PROBLEM DETAILS: Retype all of the data exactly as given.

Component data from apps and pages
# # # # # # #

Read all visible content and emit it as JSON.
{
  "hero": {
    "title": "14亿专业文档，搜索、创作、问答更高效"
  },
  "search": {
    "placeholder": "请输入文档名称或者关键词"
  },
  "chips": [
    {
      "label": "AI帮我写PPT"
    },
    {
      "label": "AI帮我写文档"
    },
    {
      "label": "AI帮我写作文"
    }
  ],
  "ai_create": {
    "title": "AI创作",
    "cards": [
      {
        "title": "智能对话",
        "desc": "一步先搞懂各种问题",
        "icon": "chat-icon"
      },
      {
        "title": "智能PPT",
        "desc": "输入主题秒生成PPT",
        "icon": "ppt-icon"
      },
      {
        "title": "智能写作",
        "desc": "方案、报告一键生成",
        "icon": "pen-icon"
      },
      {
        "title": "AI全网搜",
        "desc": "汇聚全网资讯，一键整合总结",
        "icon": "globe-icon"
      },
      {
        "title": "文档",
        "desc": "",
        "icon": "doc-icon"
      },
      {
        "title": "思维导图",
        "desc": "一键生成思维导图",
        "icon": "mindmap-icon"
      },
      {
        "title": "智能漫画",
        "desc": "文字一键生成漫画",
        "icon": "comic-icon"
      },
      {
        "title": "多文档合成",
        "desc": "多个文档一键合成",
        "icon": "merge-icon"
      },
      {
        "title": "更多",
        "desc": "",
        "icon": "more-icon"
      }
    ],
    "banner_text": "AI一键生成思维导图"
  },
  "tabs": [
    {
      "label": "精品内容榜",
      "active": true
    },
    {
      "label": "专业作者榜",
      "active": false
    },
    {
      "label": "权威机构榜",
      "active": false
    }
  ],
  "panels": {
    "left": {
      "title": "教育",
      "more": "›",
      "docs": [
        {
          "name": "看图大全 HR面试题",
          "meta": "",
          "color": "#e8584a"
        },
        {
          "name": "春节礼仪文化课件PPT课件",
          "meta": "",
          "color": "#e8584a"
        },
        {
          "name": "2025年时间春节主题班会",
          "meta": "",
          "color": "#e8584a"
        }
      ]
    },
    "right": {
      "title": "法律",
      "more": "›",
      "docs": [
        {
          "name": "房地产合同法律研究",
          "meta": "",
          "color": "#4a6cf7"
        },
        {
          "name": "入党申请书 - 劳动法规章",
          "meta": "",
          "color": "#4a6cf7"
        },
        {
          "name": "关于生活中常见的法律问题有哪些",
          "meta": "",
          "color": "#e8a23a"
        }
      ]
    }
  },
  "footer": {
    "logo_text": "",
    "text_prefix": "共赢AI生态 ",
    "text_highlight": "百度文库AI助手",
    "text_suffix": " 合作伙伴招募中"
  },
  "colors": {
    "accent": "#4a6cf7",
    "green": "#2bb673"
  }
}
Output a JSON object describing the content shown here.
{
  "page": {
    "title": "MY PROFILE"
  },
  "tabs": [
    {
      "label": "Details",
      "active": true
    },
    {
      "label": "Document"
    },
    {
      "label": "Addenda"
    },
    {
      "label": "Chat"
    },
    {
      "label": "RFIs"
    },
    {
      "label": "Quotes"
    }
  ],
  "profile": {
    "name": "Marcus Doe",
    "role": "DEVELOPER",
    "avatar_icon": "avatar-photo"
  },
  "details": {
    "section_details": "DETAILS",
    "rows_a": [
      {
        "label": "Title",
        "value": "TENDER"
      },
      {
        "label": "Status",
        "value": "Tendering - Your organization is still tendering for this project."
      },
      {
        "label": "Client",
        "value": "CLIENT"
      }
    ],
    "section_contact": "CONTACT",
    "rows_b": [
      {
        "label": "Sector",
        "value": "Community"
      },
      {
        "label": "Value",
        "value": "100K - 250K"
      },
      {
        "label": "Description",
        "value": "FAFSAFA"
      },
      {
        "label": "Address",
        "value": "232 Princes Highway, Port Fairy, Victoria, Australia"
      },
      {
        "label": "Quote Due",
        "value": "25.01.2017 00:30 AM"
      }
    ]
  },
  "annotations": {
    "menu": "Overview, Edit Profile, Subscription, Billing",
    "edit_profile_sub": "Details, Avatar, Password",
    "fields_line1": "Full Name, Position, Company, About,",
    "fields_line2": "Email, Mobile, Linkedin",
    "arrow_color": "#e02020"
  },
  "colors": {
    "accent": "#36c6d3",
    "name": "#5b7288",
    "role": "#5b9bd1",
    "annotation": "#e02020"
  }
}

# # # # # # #

RESULT:
Read all visible content and emit it as JSON.
{
  "hero": {
    "title": "14亿专业文档，搜索、创作、问答更高效"
  },
  "search": {
    "placeholder": "请输入文档名称或者关键词"
  },
  "chips": [
    {
      "label": "AI帮我写PPT"
    },
    {
      "label": "AI帮我写文档"
    },
    {
      "label": "AI帮我写作文"
    }
  ],
  "ai_create": {
    "title": "AI创作",
    "cards": [
      {
        "title": "智能对话",
        "desc": "一步先搞懂各种问题",
        "icon": "chat-icon"
      },
      {
        "title": "智能PPT",
        "desc": "输入主题秒生成PPT",
        "icon": "ppt-icon"
      },
      {
        "title": "智能写作",
        "desc": "方案、报告一键生成",
        "icon": "pen-icon"
      },
      {
        "title": "AI全网搜",
        "desc": "汇聚全网资讯，一键整合总结",
        "icon": "globe-icon"
      },
      {
        "title": "文档",
        "desc": "",
        "icon": "doc-icon"
      },
      {
        "title": "思维导图",
        "desc": "一键生成思维导图",
        "icon": "mindmap-icon"
      },
      {
        "title": "智能漫画",
        "desc": "文字一键生成漫画",
        "icon": "comic-icon"
      },
      {
        "title": "多文档合成",
        "desc": "多个文档一键合成",
        "icon": "merge-icon"
      },
      {
        "title": "更多",
        "desc": "",
        "icon": "more-icon"
      }
    ],
    "banner_text": "AI一键生成思维导图"
  },
  "tabs": [
    {
      "label": "精品内容榜",
      "active": true
    },
    {
      "label": "专业作者榜",
      "active": false
    },
    {
      "label": "权威机构榜",
      "active": false
    }
  ],
  "panels": {
    "left": {
      "title": "教育",
      "more": "›",
      "docs": [
        {
          "name": "看图大全 HR面试题",
          "meta": "",
          "color": "#e8584a"
        },
        {
          "name": "春节礼仪文化课件PPT课件",
          "meta": "",
          "color": "#e8584a"
        },
        {
          "name": "2025年时间春节主题班会",
          "meta": "",
          "color": "#e8584a"
        }
      ]
    },
    "right": {
      "title": "法律",
      "more": "›",
      "docs": [
        {
          "name": "房地产合同法律研究",
          "meta": "",
          "color": "#4a6cf7"
        },
        {
          "name": "入党申请书 - 劳动法规章",
          "meta": "",
          "color": "#4a6cf7"
        },
        {
          "name": "关于生活中常见的法律问题有哪些",
          "meta": "",
          "color": "#e8a23a"
        }
      ]
    }
  },
  "footer": {
    "logo_text": "",
    "text_prefix": "共赢AI生态 ",
    "text_highlight": "百度文库AI助手",
    "text_suffix": " 合作伙伴招募中"
  },
  "colors": {
    "accent": "#4a6cf7",
    "green": "#2bb673"
  }
}
Output a JSON object describing the content shown here.
{
  "page": {
    "title": "MY PROFILE"
  },
  "tabs": [
    {
      "label": "Details",
      "active": true
    },
    {
      "label": "Document"
    },
    {
      "label": "Addenda"
    },
    {
      "label": "Chat"
    },
    {
      "label": "RFIs"
    },
    {
      "label": "Quotes"
    }
  ],
  "profile": {
    "name": "Marcus Doe",
    "role": "DEVELOPER",
    "avatar_icon": "avatar-photo"
  },
  "details": {
    "section_details": "DETAILS",
    "rows_a": [
      {
        "label": "Title",
        "value": "TENDER"
      },
      {
        "label": "Status",
        "value": "Tendering - Your organization is still tendering for this project."
      },
      {
        "label": "Client",
        "value": "CLIENT"
      }
    ],
    "section_contact": "CONTACT",
    "rows_b": [
      {
        "label": "Sector",
        "value": "Community"
      },
      {
        "label": "Value",
        "value": "100K - 250K"
      },
      {
        "label": "Description",
        "value": "FAFSAFA"
      },
      {
        "label": "Address",
        "value": "232 Princes Highway, Port Fairy, Victoria, Australia"
      },
      {
        "label": "Quote Due",
        "value": "25.01.2017 00:30 AM"
      }
    ]
  },
  "annotations": {
    "menu": "Overview, Edit Profile, Subscription, Billing",
    "edit_profile_sub": "Details, Avatar, Password",
    "fields_line1": "Full Name, Position, Company, About,",
    "fields_line2": "Email, Mobile, Linkedin",
    "arrow_color": "#e02020"
  },
  "colors": {
    "accent": "#36c6d3",
    "name": "#5b7288",
    "role": "#5b9bd1",
    "annotation": "#e02020"
  }
}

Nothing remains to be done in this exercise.